> **AVAILABLE RECORDS**
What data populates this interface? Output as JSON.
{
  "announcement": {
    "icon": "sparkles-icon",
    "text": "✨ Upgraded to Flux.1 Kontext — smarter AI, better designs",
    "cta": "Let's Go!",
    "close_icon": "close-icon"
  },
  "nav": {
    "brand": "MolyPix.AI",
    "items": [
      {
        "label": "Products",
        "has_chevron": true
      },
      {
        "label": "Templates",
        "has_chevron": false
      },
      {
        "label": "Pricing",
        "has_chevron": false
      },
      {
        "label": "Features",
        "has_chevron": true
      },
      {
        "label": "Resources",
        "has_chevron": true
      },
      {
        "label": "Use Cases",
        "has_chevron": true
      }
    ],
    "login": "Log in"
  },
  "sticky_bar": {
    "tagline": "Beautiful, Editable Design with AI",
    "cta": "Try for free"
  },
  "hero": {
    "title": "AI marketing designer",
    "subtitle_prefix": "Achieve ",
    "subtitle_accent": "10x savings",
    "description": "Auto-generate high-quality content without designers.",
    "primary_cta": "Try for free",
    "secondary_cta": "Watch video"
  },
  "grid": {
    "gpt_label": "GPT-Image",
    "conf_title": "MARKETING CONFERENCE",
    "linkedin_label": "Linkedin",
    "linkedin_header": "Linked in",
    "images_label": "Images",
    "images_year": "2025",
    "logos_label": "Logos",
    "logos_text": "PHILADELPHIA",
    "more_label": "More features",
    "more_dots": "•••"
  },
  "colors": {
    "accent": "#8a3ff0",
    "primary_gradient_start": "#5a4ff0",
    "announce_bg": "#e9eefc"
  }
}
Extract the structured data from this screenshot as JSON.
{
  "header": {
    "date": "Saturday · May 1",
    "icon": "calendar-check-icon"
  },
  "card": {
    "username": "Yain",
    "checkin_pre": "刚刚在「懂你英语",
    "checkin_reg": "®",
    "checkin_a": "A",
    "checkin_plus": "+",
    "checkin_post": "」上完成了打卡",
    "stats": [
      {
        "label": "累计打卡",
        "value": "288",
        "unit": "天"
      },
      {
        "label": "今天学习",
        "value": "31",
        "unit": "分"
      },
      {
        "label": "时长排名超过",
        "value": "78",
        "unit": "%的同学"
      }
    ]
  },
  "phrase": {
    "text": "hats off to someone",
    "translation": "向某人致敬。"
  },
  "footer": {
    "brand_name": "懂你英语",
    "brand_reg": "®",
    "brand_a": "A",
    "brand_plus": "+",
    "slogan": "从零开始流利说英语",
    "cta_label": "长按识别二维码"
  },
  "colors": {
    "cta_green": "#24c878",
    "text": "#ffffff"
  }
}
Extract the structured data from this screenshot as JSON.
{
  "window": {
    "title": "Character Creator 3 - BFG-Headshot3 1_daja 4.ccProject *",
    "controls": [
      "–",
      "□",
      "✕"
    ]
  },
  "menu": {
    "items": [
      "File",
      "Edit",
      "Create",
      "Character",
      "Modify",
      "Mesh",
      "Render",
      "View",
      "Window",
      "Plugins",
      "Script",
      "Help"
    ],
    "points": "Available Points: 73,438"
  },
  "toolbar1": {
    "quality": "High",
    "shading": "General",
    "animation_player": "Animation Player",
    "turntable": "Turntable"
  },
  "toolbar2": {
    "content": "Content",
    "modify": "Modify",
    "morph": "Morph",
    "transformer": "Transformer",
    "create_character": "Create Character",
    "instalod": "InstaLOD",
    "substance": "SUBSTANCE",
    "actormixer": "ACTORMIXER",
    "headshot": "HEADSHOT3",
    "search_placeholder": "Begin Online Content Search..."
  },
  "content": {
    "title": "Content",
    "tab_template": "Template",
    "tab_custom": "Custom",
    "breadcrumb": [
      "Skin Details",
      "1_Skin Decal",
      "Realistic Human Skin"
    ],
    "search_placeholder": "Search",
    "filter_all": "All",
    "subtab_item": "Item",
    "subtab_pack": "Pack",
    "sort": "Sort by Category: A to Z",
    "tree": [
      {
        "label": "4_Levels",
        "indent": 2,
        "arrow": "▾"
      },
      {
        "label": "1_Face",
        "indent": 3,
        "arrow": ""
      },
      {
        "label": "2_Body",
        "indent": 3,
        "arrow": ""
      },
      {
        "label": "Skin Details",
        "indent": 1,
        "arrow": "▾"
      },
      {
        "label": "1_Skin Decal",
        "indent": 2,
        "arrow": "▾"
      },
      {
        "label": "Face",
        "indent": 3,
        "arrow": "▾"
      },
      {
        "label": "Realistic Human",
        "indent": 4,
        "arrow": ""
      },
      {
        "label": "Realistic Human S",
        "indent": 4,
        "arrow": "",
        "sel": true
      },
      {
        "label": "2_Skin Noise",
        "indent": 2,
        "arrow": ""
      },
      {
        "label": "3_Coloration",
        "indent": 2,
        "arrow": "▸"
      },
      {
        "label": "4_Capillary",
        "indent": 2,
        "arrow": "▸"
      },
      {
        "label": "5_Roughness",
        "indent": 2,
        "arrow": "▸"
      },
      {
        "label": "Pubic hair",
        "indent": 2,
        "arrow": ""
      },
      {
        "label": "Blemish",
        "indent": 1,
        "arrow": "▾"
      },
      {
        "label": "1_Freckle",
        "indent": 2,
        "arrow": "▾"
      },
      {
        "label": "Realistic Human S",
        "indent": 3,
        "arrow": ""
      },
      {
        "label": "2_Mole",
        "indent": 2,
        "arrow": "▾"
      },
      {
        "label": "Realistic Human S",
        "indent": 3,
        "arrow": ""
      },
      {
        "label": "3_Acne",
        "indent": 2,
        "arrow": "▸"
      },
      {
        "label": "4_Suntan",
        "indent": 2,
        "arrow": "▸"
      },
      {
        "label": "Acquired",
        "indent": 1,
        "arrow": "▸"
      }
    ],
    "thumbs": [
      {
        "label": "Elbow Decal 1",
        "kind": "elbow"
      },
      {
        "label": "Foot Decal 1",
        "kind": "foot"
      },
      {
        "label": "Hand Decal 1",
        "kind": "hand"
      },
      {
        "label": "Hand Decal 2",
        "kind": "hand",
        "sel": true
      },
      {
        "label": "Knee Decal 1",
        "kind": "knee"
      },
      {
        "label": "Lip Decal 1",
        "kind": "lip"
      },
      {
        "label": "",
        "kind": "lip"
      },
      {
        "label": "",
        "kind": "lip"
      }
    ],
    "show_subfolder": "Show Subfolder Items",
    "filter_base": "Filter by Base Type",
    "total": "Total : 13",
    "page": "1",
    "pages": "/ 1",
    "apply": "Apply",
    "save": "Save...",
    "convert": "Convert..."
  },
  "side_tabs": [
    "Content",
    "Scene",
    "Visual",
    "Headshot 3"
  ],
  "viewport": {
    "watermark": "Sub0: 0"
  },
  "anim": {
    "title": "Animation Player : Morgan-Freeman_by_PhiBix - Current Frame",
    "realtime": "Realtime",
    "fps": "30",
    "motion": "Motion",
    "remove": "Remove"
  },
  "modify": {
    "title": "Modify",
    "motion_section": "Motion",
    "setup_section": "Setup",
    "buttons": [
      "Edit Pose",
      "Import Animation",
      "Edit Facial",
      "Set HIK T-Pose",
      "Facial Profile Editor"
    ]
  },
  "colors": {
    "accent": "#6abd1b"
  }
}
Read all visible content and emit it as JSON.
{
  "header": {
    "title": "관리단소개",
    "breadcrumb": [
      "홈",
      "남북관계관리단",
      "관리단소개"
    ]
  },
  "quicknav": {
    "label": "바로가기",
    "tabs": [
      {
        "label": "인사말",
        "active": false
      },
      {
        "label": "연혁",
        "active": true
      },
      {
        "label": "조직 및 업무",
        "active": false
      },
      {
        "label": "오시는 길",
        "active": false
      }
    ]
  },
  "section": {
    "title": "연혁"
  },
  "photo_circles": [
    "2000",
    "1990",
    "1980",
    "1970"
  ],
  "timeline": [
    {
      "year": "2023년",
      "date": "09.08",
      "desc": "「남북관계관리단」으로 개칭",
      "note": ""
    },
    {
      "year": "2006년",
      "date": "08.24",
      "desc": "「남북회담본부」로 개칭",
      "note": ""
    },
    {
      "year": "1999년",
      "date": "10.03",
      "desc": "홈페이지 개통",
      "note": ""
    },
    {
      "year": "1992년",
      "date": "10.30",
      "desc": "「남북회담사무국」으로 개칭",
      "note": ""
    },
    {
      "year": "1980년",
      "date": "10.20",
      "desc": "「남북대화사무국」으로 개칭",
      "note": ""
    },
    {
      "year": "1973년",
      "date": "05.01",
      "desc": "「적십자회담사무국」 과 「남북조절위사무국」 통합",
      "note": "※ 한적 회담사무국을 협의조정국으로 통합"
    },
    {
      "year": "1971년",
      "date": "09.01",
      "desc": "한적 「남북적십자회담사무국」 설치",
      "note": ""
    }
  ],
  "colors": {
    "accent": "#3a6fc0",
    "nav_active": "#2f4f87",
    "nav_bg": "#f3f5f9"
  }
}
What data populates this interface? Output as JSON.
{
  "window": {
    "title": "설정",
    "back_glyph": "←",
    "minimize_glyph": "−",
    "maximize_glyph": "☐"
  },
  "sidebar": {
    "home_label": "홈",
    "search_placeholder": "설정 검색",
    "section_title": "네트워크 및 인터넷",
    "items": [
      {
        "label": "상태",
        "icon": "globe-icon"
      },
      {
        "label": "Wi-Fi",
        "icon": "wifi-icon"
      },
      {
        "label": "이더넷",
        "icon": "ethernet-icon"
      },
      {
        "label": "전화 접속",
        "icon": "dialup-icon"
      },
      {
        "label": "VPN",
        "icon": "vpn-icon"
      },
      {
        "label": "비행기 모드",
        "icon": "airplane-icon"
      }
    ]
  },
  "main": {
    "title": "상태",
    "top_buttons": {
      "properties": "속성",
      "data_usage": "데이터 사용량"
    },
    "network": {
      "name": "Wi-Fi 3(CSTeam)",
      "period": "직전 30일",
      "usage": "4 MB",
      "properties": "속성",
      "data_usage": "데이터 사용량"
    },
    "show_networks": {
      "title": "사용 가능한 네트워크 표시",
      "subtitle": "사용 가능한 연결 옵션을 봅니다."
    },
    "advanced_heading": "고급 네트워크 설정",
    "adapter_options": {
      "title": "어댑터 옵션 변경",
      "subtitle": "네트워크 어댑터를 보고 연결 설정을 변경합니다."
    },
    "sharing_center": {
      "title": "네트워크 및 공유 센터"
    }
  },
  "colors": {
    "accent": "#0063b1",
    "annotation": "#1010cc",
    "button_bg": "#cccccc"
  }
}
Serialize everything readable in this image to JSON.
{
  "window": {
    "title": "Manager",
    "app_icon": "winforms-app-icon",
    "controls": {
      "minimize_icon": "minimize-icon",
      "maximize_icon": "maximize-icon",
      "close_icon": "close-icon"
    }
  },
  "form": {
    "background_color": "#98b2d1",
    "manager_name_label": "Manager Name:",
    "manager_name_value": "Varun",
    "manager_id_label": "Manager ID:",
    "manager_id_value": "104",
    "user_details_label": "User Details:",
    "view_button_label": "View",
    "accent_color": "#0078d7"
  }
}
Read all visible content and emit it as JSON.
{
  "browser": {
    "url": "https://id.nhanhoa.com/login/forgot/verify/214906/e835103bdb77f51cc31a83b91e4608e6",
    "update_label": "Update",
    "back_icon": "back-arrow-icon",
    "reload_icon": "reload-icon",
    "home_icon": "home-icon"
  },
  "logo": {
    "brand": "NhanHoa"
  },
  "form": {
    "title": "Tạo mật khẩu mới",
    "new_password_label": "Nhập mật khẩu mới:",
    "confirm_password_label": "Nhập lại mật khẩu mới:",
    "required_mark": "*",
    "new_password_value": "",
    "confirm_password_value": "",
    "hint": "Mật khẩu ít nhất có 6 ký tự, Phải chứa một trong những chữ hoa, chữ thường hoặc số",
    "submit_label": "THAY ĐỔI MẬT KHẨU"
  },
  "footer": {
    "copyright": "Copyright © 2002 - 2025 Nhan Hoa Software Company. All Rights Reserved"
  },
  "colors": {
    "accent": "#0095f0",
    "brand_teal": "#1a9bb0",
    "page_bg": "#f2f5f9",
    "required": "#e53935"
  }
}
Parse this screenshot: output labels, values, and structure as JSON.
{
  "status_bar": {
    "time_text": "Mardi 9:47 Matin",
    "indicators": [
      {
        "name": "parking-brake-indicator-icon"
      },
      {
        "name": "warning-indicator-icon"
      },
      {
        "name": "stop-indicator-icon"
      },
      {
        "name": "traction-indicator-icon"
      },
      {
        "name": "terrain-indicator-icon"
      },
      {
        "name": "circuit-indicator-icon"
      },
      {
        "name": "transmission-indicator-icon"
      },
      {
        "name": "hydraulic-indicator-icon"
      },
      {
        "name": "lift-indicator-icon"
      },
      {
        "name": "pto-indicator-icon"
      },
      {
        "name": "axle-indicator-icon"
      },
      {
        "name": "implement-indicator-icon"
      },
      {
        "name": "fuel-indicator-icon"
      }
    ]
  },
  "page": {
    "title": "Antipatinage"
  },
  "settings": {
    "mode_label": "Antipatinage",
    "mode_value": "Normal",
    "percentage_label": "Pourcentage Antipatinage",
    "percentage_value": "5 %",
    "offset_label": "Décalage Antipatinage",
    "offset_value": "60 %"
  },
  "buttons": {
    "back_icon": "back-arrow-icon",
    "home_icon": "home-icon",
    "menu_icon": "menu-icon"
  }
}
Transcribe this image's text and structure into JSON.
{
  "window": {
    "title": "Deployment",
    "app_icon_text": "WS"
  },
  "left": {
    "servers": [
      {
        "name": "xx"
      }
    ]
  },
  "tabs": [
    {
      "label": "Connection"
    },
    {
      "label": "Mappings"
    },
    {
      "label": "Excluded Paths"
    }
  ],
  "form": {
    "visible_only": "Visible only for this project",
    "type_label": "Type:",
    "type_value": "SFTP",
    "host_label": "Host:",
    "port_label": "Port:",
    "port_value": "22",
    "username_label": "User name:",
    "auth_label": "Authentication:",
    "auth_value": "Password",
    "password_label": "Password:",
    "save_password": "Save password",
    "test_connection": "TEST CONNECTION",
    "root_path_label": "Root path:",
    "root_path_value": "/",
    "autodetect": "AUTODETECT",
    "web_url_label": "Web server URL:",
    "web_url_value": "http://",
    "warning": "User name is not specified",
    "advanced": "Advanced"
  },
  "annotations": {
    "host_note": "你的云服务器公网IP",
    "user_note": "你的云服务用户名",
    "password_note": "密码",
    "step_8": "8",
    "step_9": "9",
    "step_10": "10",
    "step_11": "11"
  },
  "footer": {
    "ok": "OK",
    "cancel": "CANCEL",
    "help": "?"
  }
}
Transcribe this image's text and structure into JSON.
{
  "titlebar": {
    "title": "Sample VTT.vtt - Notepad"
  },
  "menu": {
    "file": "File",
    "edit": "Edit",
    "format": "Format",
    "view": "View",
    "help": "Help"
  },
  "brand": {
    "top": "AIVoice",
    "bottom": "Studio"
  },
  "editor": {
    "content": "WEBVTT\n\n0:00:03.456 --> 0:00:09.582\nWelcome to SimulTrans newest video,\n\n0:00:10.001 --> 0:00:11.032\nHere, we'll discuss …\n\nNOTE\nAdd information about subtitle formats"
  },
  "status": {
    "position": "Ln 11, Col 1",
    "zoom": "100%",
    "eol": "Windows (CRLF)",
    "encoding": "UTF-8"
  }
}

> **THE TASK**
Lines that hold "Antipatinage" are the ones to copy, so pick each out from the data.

> **WORKED SOLUTION**
    "title": "Antipatinage"
    "mode_label": "Antipatinage",
    "percentage_label": "Pourcentage Antipatinage",
    "offset_label": "Décalage Antipatinage",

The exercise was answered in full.